◆ Extracted data ◆

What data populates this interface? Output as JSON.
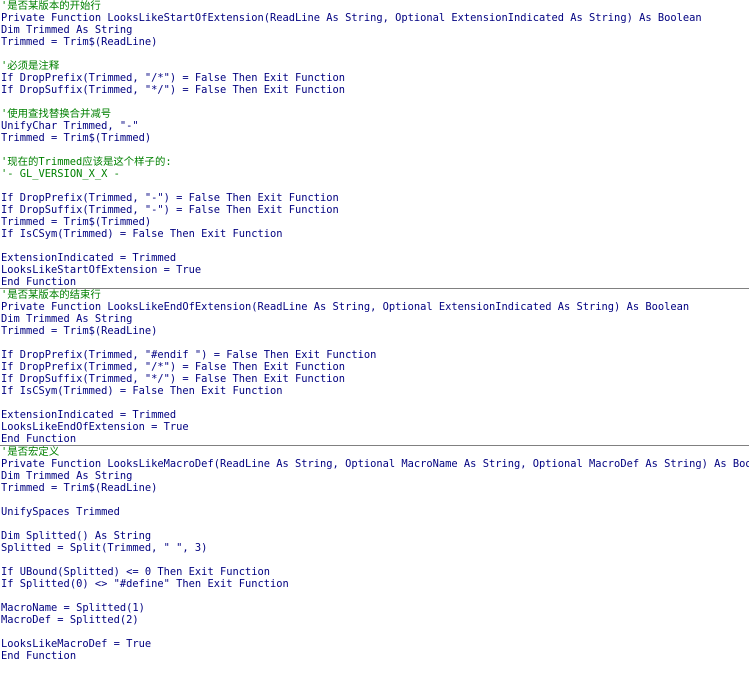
{
  "editor": {
    "procedures": [
      {
        "name": "LooksLikeStartOfExtension",
        "lines": [
          {
            "text": "'是否某版本的开始行",
            "type": "comment"
          },
          {
            "text": "Private Function LooksLikeStartOfExtension(ReadLine As String, Optional ExtensionIndicated As String) As Boolean",
            "type": "code"
          },
          {
            "text": "Dim Trimmed As String",
            "type": "code"
          },
          {
            "text": "Trimmed = Trim$(ReadLine)",
            "type": "code"
          },
          {
            "text": "",
            "type": "blank"
          },
          {
            "text": "'必须是注释",
            "type": "comment"
          },
          {
            "text": "If DropPrefix(Trimmed, \"/*\") = False Then Exit Function",
            "type": "code"
          },
          {
            "text": "If DropSuffix(Trimmed, \"*/\") = False Then Exit Function",
            "type": "code"
          },
          {
            "text": "",
            "type": "blank"
          },
          {
            "text": "'使用查找替换合并减号",
            "type": "comment"
          },
          {
            "text": "UnifyChar Trimmed, \"-\"",
            "type": "code"
          },
          {
            "text": "Trimmed = Trim$(Trimmed)",
            "type": "code"
          },
          {
            "text": "",
            "type": "blank"
          },
          {
            "text": "'现在的Trimmed应该是这个样子的:",
            "type": "comment"
          },
          {
            "text": "'- GL_VERSION_X_X -",
            "type": "comment"
          },
          {
            "text": "",
            "type": "blank"
          },
          {
            "text": "If DropPrefix(Trimmed, \"-\") = False Then Exit Function",
            "type": "code"
          },
          {
            "text": "If DropSuffix(Trimmed, \"-\") = False Then Exit Function",
            "type": "code"
          },
          {
            "text": "Trimmed = Trim$(Trimmed)",
            "type": "code"
          },
          {
            "text": "If IsCSym(Trimmed) = False Then Exit Function",
            "type": "code"
          },
          {
            "text": "",
            "type": "blank"
          },
          {
            "text": "ExtensionIndicated = Trimmed",
            "type": "code"
          },
          {
            "text": "LooksLikeStartOfExtension = True",
            "type": "code"
          },
          {
            "text": "End Function",
            "type": "code"
          }
        ]
      },
      {
        "name": "LooksLikeEndOfExtension",
        "lines": [
          {
            "text": "'是否某版本的结束行",
            "type": "comment"
          },
          {
            "text": "Private Function LooksLikeEndOfExtension(ReadLine As String, Optional ExtensionIndicated As String) As Boolean",
            "type": "code"
          },
          {
            "text": "Dim Trimmed As String",
            "type": "code"
          },
          {
            "text": "Trimmed = Trim$(ReadLine)",
            "type": "code"
          },
          {
            "text": "",
            "type": "blank"
          },
          {
            "text": "If DropPrefix(Trimmed, \"#endif \") = False Then Exit Function",
            "type": "code"
          },
          {
            "text": "If DropPrefix(Trimmed, \"/*\") = False Then Exit Function",
            "type": "code"
          },
          {
            "text": "If DropSuffix(Trimmed, \"*/\") = False Then Exit Function",
            "type": "code"
          },
          {
            "text": "If IsCSym(Trimmed) = False Then Exit Function",
            "type": "code"
          },
          {
            "text": "",
            "type": "blank"
          },
          {
            "text": "ExtensionIndicated = Trimmed",
            "type": "code"
          },
          {
            "text": "LooksLikeEndOfExtension = True",
            "type": "code"
          },
          {
            "text": "End Function",
            "type": "code"
          }
        ]
      },
      {
        "name": "LooksLikeMacroDef",
        "lines": [
          {
            "text": "'是否宏定义",
            "type": "comment"
          },
          {
            "text": "Private Function LooksLikeMacroDef(ReadLine As String, Optional MacroName As String, Optional MacroDef As String) As Boolean",
            "type": "code"
          },
          {
            "text": "Dim Trimmed As String",
            "type": "code"
          },
          {
            "text": "Trimmed = Trim$(ReadLine)",
            "type": "code"
          },
          {
            "text": "",
            "type": "blank"
          },
          {
            "text": "UnifySpaces Trimmed",
            "type": "code"
          },
          {
            "text": "",
            "type": "blank"
          },
          {
            "text": "Dim Splitted() As String",
            "type": "code"
          },
          {
            "text": "Splitted = Split(Trimmed, \" \", 3)",
            "type": "code"
          },
          {
            "text": "",
            "type": "blank"
          },
          {
            "text": "If UBound(Splitted) <= 0 Then Exit Function",
            "type": "code"
          },
          {
            "text": "If Splitted(0) <> \"#define\" Then Exit Function",
            "type": "code"
          },
          {
            "text": "",
            "type": "blank"
          },
          {
            "text": "MacroName = Splitted(1)",
            "type": "code"
          },
          {
            "text": "MacroDef = Splitted(2)",
            "type": "code"
          },
          {
            "text": "",
            "type": "blank"
          },
          {
            "text": "LooksLikeMacroDef = True",
            "type": "code"
          },
          {
            "text": "End Function",
            "type": "code"
          }
        ]
      }
    ]
  }
}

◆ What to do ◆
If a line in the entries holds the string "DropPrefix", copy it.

◆ Response below ◆
            "text": "If DropPrefix(Trimmed, \"/*\") = False Then Exit Function",
            "text": "If DropPrefix(Trimmed, \"-\") = False Then Exit Function",
            "text": "If DropPrefix(Trimmed, \"#endif \") = False Then Exit Function",
            "text": "If DropPrefix(Trimmed, \"/*\") = False Then Exit Function",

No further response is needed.